(WHAT IS BEING ASKED) What is needed here is a verbatim copy of the records that follow.

[Items listed in a dataset]
○ ○ ○ ○ ○ ○ ○
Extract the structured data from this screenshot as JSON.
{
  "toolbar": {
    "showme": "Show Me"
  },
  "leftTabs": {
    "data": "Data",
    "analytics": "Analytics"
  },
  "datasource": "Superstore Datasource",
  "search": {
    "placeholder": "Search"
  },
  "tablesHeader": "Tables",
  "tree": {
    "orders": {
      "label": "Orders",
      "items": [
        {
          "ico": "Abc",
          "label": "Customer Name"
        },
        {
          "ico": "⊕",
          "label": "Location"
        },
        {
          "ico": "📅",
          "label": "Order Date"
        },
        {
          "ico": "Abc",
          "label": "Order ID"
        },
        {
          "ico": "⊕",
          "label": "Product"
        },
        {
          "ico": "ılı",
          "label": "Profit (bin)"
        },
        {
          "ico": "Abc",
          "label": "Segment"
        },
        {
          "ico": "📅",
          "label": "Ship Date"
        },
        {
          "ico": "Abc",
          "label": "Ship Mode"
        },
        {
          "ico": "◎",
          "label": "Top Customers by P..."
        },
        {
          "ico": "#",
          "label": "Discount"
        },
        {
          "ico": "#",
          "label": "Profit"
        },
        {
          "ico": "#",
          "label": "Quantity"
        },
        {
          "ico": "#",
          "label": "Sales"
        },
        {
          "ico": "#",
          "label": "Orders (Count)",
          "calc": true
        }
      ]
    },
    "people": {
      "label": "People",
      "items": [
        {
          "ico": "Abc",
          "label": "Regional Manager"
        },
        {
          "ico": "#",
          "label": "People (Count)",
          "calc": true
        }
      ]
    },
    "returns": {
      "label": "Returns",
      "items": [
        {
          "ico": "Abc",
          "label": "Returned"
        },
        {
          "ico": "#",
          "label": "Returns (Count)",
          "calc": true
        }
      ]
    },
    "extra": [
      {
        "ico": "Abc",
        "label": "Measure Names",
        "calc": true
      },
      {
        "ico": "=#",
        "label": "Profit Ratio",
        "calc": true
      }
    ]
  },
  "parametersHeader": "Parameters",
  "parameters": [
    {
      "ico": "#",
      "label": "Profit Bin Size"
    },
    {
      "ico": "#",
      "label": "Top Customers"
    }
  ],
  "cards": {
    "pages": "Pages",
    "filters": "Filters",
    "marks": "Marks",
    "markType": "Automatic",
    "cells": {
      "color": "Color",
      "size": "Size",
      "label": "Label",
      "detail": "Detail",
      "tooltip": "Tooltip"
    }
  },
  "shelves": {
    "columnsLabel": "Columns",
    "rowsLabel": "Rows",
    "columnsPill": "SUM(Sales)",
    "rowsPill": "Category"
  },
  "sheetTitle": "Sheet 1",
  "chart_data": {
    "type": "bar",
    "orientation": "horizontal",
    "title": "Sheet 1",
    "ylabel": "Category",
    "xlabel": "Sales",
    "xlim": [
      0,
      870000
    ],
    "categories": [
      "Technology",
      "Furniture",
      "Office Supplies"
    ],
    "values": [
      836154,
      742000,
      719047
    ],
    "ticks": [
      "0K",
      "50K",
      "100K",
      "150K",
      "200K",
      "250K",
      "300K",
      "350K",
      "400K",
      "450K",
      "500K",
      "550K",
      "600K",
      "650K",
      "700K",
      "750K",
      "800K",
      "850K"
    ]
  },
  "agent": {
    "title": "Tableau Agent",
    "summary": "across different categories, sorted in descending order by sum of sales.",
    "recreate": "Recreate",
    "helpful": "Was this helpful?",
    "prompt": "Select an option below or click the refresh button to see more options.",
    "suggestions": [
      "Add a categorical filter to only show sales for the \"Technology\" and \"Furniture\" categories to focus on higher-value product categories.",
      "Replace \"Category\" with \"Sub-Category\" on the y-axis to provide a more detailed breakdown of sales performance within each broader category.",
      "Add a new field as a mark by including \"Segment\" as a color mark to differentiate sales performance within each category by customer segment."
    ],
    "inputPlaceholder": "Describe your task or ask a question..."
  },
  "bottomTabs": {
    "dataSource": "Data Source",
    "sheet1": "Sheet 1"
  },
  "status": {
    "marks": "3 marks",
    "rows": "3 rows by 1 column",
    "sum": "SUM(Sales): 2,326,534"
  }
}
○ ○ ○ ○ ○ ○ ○
(WORKED SOLUTION)
Extract the structured data from this screenshot as JSON.
{
  "toolbar": {
    "showme": "Show Me"
  },
  "leftTabs": {
    "data": "Data",
    "analytics": "Analytics"
  },
  "datasource": "Superstore Datasource",
  "search": {
    "placeholder": "Search"
  },
  "tablesHeader": "Tables",
  "tree": {
    "orders": {
      "label": "Orders",
      "items": [
        {
          "ico": "Abc",
          "label": "Customer Name"
        },
        {
          "ico": "⊕",
          "label": "Location"
        },
        {
          "ico": "📅",
          "label": "Order Date"
        },
        {
          "ico": "Abc",
          "label": "Order ID"
        },
        {
          "ico": "⊕",
          "label": "Product"
        },
        {
          "ico": "ılı",
          "label": "Profit (bin)"
        },
        {
          "ico": "Abc",
          "label": "Segment"
        },
        {
          "ico": "📅",
          "label": "Ship Date"
        },
        {
          "ico": "Abc",
          "label": "Ship Mode"
        },
        {
          "ico": "◎",
          "label": "Top Customers by P..."
        },
        {
          "ico": "#",
          "label": "Discount"
        },
        {
          "ico": "#",
          "label": "Profit"
        },
        {
          "ico": "#",
          "label": "Quantity"
        },
        {
          "ico": "#",
          "label": "Sales"
        },
        {
          "ico": "#",
          "label": "Orders (Count)",
          "calc": true
        }
      ]
    },
    "people": {
      "label": "People",
      "items": [
        {
          "ico": "Abc",
          "label": "Regional Manager"
        },
        {
          "ico": "#",
          "label": "People (Count)",
          "calc": true
        }
      ]
    },
    "returns": {
      "label": "Returns",
      "items": [
        {
          "ico": "Abc",
          "label": "Returned"
        },
        {
          "ico": "#",
          "label": "Returns (Count)",
          "calc": true
        }
      ]
    },
    "extra": [
      {
        "ico": "Abc",
        "label": "Measure Names",
        "calc": true
      },
      {
        "ico": "=#",
        "label": "Profit Ratio",
        "calc": true
      }
    ]
  },
  "parametersHeader": "Parameters",
  "parameters": [
    {
      "ico": "#",
      "label": "Profit Bin Size"
    },
    {
      "ico": "#",
      "label": "Top Customers"
    }
  ],
  "cards": {
    "pages": "Pages",
    "filters": "Filters",
    "marks": "Marks",
    "markType": "Automatic",
    "cells": {
      "color": "Color",
      "size": "Size",
      "label": "Label",
      "detail": "Detail",
      "tooltip": "Tooltip"
    }
  },
  "shelves": {
    "columnsLabel": "Columns",
    "rowsLabel": "Rows",
    "columnsPill": "SUM(Sales)",
    "rowsPill": "Category"
  },
  "sheetTitle": "Sheet 1",
  "chart_data": {
    "type": "bar",
    "orientation": "horizontal",
    "title": "Sheet 1",
    "ylabel": "Category",
    "xlabel": "Sales",
    "xlim": [
      0,
      870000
    ],
    "categories": [
      "Technology",
      "Furniture",
      "Office Supplies"
    ],
    "values": [
      836154,
      742000,
      719047
    ],
    "ticks": [
      "0K",
      "50K",
      "100K",
      "150K",
      "200K",
      "250K",
      "300K",
      "350K",
      "400K",
      "450K",
      "500K",
      "550K",
      "600K",
      "650K",
      "700K",
      "750K",
      "800K",
      "850K"
    ]
  },
  "agent": {
    "title": "Tableau Agent",
    "summary": "across different categories, sorted in descending order by sum of sales.",
    "recreate": "Recreate",
    "helpful": "Was this helpful?",
    "prompt": "Select an option below or click the refresh button to see more options.",
    "suggestions": [
      "Add a categorical filter to only show sales for the \"Technology\" and \"Furniture\" categories to focus on higher-value product categories.",
      "Replace \"Category\" with \"Sub-Category\" on the y-axis to provide a more detailed breakdown of sales performance within each broader category.",
      "Add a new field as a mark by including \"Segment\" as a color mark to differentiate sales performance within each category by customer segment."
    ],
    "inputPlaceholder": "Describe your task or ask a question..."
  },
  "bottomTabs": {
    "dataSource": "Data Source",
    "sheet1": "Sheet 1"
  },
  "status": {
    "marks": "3 marks",
    "rows": "3 rows by 1 column",
    "sum": "SUM(Sales): 2,326,534"
  }
}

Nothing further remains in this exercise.